Investors on the sidelines ahead of Janet Yellenâ€™s testimony and the BoC meeting
With the absence of any top tier news and the markets waiting for further indications on the Fed’s policy when Janet Yellen testifies before Congress on Wednesday, investors and traders are currently in a ‘wait and see’ mode. The week kicked off with most major asset classes moving in tight ranges. The S&P 500 closed 0.1% higher on Monday, while U.S. Treasury yields fell slightly after rallying on Friday’s Non Farm Payrolls report and the dollar index remained stuck in a very narrow trading range.

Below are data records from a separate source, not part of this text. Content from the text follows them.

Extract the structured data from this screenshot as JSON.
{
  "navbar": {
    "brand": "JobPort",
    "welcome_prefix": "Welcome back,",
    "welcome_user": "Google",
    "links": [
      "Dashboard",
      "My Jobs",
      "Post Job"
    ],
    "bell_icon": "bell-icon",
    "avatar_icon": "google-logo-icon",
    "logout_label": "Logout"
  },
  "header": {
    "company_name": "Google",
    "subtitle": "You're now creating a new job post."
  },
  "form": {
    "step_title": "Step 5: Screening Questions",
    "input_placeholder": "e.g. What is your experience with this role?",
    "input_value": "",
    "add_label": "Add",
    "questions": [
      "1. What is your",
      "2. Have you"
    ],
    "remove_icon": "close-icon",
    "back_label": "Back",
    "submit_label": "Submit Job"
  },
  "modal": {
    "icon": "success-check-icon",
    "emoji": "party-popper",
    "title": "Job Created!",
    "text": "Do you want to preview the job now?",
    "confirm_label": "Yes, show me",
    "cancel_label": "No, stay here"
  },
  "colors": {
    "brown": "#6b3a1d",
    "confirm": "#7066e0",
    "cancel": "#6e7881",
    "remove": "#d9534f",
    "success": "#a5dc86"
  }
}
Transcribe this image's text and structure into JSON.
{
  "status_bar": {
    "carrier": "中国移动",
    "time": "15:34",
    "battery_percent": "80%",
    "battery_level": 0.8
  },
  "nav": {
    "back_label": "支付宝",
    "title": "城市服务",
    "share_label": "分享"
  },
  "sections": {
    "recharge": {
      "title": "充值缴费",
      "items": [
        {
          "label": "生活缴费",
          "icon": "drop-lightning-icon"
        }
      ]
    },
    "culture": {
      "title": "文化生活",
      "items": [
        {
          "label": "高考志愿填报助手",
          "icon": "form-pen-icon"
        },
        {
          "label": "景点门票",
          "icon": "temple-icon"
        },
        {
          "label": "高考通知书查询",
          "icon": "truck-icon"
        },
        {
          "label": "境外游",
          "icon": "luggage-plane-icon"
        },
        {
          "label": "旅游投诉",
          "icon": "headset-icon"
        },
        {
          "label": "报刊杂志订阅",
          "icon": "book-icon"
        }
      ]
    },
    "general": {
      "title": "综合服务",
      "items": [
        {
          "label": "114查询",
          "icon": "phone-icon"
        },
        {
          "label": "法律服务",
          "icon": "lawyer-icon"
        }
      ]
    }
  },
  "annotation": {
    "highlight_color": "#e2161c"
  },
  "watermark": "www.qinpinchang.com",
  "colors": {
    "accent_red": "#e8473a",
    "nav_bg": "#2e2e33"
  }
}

It seems we will have to wait for another day for volatility to resume. The two key events on Wednesday are Yellen’s semi annual testimony and Bank of Canada’s monetary policy announcement. Dollar bulls are counting on the Fed Chair’s continued hawkishness and whether she will provide more details on monetary policy becoming tighter. So far, she is still convinced that inflation weakness is temporary and expects that the sub5% unemployment rate will eventually boost prices. However, it has been more than one year since the unemployment rate dipped below 5% and wage growth is still anemic, making it difficult for many investors to believe that interest rates will increase at the pace suggested by monetary policy makers. It will require more than retracting her latest FOMC statement to encourage bulls to jump in again, such as more specific timing to unwind the $4.5 trillion balance sheet.
Given that other central banks have shifted towards a tighter stance, Bank of Canada’s meeting on Wednesday is going to be of great interest to traders. 13 out the 30 economists recently surveyed by Reuters expect the central bank to hike rates by 25 basis points tomorrow. If BoC joins the Fed this will not only boost the Lonnie but other major currencies as well, as investors will start to anticipate similar moves by the European Central Bank, Riksbank and Bank of England. I suggest keeping a close eye on yield differentials as they will be the major factor impacting currencies for the foreseeable future.
Pound traders will get the chance to hear again from Andrew Haldane, BoE’s Chief Economist, later today. The economist who was usually on the dovish end of policymakers surprised the markets on 21 June when he joined the Hawks. Given that inflation in the U.K. breached the 2% target and the economy did not fall into recession, he thinks that beginning the process of withdrawing some of the stimulus measures provided last year would be reasonable. If he ignores the recent bunch of weak economic releases and continued supporting the idea of policy normalization, the pound will likely make another attempt towards 1.3, but a break above this psychological resistance requires strong labor data on Wednesday.